Vitriola: At some point during the show, we had become, probably against our will, but does it really count when you’re drunk? or should you just go home and forget all about the shame and regret, only to repeat it, years later, in therapy or to some coffeehouse wingnut for a free latte, but, anyway, we had become attired in his-and-her Amon Amarth gear, Fall 2003 collection, ready-to-wear line. Seeing Robb curled up asleep in a shirt proclaiming VIKING in letters large and more fiery than a Mongolian’s beard the first day of the barbeque was somewhat shrouded by him pointing out to me that I had gone to sleep wearing a text-adventure sweatshirt. Touche. But, the question remains, Are You A Believer??

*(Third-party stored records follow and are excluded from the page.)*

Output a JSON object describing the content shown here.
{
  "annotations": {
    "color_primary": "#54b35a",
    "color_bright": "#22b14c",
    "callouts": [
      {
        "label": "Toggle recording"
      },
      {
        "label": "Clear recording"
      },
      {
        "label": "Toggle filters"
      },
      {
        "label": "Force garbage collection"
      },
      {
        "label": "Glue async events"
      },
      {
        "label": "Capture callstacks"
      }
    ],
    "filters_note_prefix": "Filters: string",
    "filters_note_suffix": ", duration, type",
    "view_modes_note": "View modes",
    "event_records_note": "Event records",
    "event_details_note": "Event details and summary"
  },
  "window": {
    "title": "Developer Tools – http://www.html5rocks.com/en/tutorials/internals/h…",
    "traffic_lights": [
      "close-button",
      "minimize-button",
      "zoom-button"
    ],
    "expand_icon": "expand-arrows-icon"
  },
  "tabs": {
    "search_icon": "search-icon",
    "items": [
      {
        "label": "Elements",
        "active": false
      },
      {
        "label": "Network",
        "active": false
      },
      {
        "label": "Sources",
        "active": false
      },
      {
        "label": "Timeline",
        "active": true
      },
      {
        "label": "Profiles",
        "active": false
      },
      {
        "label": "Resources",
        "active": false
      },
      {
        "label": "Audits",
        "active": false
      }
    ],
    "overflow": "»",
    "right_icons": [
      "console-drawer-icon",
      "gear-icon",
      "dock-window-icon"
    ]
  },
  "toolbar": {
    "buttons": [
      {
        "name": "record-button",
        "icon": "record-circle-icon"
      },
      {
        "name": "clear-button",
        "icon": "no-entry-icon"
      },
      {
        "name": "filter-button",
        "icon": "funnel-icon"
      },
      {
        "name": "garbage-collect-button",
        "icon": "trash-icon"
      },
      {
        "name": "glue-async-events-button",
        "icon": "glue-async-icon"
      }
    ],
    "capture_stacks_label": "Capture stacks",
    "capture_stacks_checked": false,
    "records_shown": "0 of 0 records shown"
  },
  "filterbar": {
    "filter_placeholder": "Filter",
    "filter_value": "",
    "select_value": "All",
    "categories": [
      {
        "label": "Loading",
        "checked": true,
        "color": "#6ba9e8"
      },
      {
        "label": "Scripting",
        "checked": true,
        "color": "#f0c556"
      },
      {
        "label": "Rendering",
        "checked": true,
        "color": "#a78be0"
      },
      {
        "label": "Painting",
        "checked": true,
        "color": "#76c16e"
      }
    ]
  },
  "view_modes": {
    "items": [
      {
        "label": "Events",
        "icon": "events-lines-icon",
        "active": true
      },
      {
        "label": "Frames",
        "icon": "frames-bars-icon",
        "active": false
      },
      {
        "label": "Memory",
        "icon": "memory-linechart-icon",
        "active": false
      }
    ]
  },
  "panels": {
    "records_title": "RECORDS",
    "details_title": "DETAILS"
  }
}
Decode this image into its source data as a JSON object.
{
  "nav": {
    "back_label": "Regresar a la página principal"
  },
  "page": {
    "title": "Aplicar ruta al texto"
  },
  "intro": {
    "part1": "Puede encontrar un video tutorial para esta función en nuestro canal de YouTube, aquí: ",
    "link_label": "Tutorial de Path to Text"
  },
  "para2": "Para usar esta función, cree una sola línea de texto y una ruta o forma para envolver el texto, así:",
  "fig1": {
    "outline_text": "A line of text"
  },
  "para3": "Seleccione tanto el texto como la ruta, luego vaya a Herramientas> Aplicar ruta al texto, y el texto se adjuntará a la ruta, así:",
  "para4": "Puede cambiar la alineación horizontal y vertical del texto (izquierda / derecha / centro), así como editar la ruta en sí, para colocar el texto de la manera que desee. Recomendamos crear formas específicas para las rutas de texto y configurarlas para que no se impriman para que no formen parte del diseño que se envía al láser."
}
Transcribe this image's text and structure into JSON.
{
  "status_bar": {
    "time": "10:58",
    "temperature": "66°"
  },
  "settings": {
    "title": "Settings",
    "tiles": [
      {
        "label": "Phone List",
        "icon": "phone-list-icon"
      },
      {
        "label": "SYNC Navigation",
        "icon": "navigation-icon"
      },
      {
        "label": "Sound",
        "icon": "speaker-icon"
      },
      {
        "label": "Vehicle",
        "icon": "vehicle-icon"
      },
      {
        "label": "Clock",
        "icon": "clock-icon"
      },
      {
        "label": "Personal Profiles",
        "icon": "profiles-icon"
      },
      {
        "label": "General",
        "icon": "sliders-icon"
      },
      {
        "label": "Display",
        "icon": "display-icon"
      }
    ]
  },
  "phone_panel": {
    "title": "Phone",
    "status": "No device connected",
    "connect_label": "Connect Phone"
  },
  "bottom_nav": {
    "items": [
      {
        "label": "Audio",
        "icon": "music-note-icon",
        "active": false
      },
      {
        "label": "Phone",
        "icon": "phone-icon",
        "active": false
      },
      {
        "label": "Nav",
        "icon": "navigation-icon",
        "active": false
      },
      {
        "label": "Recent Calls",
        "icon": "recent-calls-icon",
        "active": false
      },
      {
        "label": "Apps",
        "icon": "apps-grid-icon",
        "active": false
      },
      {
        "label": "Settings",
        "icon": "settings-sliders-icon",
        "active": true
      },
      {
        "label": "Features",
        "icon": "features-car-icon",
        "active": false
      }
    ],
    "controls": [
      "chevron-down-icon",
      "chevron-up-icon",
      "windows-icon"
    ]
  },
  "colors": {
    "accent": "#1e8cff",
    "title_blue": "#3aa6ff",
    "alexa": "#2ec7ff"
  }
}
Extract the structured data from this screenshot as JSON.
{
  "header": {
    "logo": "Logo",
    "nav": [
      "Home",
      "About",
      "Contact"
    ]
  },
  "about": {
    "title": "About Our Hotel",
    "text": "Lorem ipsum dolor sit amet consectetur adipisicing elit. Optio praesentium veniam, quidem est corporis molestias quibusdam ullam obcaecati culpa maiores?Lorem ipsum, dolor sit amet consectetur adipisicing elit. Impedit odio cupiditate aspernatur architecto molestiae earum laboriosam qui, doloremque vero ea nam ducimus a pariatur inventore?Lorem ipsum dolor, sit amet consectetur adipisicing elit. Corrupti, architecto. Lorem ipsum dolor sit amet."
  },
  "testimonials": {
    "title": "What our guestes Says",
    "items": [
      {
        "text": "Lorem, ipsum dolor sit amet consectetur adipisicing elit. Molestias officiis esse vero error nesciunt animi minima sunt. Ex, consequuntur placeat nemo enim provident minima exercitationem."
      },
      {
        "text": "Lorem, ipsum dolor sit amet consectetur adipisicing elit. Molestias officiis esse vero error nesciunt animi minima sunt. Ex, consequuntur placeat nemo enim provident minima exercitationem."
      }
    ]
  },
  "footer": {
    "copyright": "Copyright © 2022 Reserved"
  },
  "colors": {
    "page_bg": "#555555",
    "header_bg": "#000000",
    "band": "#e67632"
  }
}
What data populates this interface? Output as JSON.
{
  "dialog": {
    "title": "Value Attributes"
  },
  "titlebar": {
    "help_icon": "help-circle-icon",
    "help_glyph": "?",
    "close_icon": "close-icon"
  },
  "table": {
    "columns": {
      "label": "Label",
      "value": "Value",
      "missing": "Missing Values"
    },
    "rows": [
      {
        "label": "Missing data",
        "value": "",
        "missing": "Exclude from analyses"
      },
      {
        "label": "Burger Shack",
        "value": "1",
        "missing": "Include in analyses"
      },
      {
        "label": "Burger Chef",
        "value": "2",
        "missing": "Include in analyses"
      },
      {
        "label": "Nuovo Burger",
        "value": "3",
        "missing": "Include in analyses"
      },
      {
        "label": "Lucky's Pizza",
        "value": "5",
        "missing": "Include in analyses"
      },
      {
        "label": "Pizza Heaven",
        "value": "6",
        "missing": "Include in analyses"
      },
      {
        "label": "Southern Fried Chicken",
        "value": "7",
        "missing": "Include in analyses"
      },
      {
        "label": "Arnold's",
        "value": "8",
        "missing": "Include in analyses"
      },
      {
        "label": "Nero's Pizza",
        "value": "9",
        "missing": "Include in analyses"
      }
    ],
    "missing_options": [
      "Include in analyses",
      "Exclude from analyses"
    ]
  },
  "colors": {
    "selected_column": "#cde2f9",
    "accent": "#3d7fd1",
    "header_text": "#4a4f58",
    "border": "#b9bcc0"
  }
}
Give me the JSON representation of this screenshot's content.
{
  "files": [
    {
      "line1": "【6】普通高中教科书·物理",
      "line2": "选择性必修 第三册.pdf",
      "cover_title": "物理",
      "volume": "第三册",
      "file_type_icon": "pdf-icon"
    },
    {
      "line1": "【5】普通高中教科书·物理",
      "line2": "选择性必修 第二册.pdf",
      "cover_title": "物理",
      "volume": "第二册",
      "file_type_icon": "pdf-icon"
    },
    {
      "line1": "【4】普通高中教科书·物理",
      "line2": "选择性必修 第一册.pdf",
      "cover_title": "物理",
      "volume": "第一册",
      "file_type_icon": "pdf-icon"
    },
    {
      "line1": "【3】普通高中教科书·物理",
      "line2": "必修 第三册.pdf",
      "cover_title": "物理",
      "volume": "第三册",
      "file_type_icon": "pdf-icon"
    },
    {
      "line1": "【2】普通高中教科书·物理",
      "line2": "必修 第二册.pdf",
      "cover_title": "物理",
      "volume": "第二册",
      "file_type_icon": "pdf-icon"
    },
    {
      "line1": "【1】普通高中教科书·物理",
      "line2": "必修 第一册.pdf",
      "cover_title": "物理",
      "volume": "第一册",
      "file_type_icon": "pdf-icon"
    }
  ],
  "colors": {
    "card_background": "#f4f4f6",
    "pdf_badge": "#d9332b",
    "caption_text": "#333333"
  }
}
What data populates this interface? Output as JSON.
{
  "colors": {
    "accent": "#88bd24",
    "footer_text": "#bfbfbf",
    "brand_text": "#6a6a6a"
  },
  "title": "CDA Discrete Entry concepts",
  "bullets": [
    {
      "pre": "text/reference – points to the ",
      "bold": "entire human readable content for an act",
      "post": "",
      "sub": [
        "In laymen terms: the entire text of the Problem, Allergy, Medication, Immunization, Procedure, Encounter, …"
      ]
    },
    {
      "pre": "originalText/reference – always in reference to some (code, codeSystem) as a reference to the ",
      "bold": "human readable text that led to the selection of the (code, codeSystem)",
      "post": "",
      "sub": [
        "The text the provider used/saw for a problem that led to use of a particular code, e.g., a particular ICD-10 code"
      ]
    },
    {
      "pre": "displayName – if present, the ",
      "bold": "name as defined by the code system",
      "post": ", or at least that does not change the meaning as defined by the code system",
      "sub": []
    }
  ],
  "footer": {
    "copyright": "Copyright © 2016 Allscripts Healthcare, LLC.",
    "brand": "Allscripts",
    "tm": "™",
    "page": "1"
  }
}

ICJ: If everything had sucked I probably would have attempted to go through a whole host of sit-com like problems (Sold-out show, drat! I just called the Theatre and a water line broke, drat! Someone stole both of our cars, no, that’s not them across the street at the Safeway Brand Discount "Safe Way" Parking Lot, drat!) which stopped us from going to any shows until the Deftones came to town, seen them, and then pretended that I had mono for a really long time. But instead, I am actively looking forward to the next one. To be honest, part of this is because I feel that if I spend enough time at these things I will:

  1. Get my head lopped off by some long-haired, Satyr-legged rhythm guitarist
  2. Inhale enough foul sorcery through these shows that I will have secretly gained the power to be able to go fetch my head and place it right back on, with a new 360 degree spin powerup

… and being able to do that with my head is pretty goddamn cool. After all, I’ve really got this ever present need since we got back to see if someone – anyone – is in fact following me.

I believe, believe, believe.


About the authors: Vitriola is currently touring the country promoting a line of dishwasher-safe, tiny circus carnies and Ice Cream Jonsey is currently touring his bedroom trying to smoke out the four inch clown who nipple-tweaked him.